OSC approves $30 million settlement with Katanga over financial misstatements and failure to disclose DRC risks
Reflecting the trend toward increasing monetary penalties, the Ontario Securities Commission (the “OSC”) accepted an eye-popping $30 million settlement payment in the Katanga Mining Limited (“Katanga”) matter.
On December 18, 2018, an OSC Panel approved a settlement with Katanga concerning misstatements in the company’s financial statements, as well as disclosure violations and internal controls failures in relation to its operations in the Democratic Republic of the Congo (the “DRC”). As part of the settlement agreement between Katanga, certain individual respondents, and the OSC (the “Settlement Agreement”), Katanga agreed to pay $28.5 million to the OSC to advance its investor protection mandate, plus a $1.5 million payment towards the costs of OSC Staff’s investigation, and to pay for an independent consultant approved by OSC Staff to conduct a review of the policies, procedures, and effectiveness of Katanga’s metals accounting.

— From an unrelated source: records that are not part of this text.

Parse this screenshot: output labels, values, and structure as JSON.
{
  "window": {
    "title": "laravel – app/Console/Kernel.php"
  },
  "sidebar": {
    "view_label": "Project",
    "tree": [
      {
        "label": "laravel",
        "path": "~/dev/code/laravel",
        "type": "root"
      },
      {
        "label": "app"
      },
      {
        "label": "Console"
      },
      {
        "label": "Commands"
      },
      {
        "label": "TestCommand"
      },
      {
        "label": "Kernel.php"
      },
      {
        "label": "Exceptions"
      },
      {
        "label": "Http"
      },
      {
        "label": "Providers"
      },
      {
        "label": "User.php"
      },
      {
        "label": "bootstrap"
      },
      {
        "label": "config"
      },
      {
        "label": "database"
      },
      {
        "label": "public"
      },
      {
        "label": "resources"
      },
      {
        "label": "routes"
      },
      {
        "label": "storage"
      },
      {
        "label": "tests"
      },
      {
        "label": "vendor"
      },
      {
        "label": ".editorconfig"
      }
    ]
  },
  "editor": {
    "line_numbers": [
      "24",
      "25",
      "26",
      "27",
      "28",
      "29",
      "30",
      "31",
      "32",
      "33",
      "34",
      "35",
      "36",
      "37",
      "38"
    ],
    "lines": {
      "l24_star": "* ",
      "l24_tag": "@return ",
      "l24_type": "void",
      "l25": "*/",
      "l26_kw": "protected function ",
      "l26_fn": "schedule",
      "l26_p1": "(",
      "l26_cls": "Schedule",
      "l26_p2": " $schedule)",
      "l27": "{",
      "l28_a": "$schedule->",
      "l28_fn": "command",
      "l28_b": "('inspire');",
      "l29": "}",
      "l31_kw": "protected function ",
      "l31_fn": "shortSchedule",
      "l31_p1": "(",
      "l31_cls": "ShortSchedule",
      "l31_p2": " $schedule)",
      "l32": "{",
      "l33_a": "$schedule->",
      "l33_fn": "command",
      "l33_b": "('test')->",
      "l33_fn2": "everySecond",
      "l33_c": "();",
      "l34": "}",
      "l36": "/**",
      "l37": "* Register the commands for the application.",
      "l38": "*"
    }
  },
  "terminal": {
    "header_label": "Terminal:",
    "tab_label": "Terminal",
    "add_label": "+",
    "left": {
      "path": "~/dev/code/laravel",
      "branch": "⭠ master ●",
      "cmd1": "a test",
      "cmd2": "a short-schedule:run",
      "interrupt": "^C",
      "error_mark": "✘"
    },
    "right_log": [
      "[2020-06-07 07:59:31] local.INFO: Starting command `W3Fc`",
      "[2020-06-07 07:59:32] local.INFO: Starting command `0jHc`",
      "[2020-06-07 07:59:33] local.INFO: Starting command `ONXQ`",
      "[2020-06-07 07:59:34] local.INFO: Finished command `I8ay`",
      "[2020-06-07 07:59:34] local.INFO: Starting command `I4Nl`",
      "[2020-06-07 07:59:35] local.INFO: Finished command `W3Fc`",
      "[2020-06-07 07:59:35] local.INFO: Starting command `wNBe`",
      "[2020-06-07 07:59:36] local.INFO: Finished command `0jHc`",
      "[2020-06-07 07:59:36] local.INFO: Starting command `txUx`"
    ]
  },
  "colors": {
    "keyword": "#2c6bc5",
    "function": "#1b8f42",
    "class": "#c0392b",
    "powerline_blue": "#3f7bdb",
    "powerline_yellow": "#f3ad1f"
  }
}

Katanga is a mining company with its principal operations in the DRC. Since 2009, Glencore plc (“Glencore”), an Anglo-Swiss multinational and one of the world’s largest commodities firms, has been Katanga’s majority shareholder. While Katanga was incorporated in Bermuda, it continued under the Yukon Business Corporations Act in 2011, and has its registered office in Whitehorse, Yukon and its head office in Zug, Switzerland. The company is a reporting issuer in Ontario and its shares are listed on the Toronto Stock Exchange.
In response to OSC Staff’s investigation, Katanga commenced an internal review led by its independent directors, which it announced on July 31, 2017.
Subsequently, on November 20, 2017, Katanga issued a news release announcing, among other things: OSC Staff’s investigation; the conclusion of the internal review; and the restatement of Katanga’s 2016 annual and 2017 interim financial statements and related MD&A.
The OSC Settlement
In addition to the $30 million total payment in penalties and investigation costs to the OSC and the payment for an independent consultant, Katanga also agreed to certain facts laid out in the Settlement Agreement (the “Agreed Facts”).
As part of the Agreed Facts, Katanga admitted, among other things, that it:
- Overstated copper production and inventory stores and misstated its financial position and the results of its operations;
- Failed to maintain adequate disclosure controls and procedures and internal controls over financial reporting; and
- Failed to disclose material risks to its business, and in particular, the heightened risk of public sector corruption in the DRC and the extent of Katanga’s reliance on individuals and entities associated with Israeli businessman Dan Gertler (“Gertler Associates”), and the risk of an adverse impact of Katanga’s business should its relationship with Gertler Associates deteriorate or cease.
The Katanga settlement demonstrates that the regulator is focused on reporting issuers operating in emerging markets with elevated risks of public sector corruption such as the DRC. Companies operating in these countries should be on high alert to these risks, especially in regards to their activities concerning government relations and public officials. As discussed in a previous post, in October 2017, the Canadian government eliminated the exclusion of facilitation payments (sometimes called “grease payments”, which are made to expedite or secure the performance by a foreign public official of any act of a routine nature that is part of that official’s duties or function) from the bribery offence under the Corruption of Foreign Public Officials Act.
The context of the settlement highlights the need for reporting issuers to ensure that they have effective internal controls and a robust culture of corporate compliance.
Finally, the financial aspect of the settlement is notable for its particularly large size in comparison to monetary sanctions historically imposed by regulators. This reflects the trend toward larger monetary sanctions and underscores the importance of companies’ need to consider the reaction of capital market regulators when considering whether and when to self-report.
 Osler acted for one of the individual respondents.
 This admission was made solely by Katanga, and not the individual respondents.